- [WHAT THE EXERCISE ASKS] Count up the lines below containing the word "likes", and give the result with no other words.
GIVEN DATA section start
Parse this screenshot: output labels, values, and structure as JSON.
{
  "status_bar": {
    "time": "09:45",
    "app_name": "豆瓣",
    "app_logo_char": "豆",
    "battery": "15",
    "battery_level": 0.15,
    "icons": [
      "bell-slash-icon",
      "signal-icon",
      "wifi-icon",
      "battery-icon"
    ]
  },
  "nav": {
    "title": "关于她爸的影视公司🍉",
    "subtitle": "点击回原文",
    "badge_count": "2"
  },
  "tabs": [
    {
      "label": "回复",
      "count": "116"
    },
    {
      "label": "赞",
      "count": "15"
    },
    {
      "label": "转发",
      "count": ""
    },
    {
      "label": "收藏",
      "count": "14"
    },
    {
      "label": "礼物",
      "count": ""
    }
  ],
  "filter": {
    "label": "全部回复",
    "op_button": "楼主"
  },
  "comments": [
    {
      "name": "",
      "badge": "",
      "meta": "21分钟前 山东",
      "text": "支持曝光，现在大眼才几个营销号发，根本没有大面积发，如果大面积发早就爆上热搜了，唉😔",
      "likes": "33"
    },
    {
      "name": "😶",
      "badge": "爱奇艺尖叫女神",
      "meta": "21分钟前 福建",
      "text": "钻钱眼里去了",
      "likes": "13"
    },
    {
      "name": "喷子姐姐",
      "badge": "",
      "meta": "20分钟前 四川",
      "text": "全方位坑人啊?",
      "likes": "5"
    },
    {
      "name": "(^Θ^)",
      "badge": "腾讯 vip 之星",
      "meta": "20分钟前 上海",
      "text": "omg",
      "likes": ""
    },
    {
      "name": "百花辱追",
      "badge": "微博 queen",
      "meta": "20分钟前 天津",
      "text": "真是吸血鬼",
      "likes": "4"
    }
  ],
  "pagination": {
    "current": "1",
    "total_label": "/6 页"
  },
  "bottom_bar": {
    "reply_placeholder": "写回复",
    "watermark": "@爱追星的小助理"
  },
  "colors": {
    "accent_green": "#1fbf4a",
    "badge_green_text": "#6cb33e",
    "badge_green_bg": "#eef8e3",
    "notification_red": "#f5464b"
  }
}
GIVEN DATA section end
- [ANSWER TO THIS TASK] 5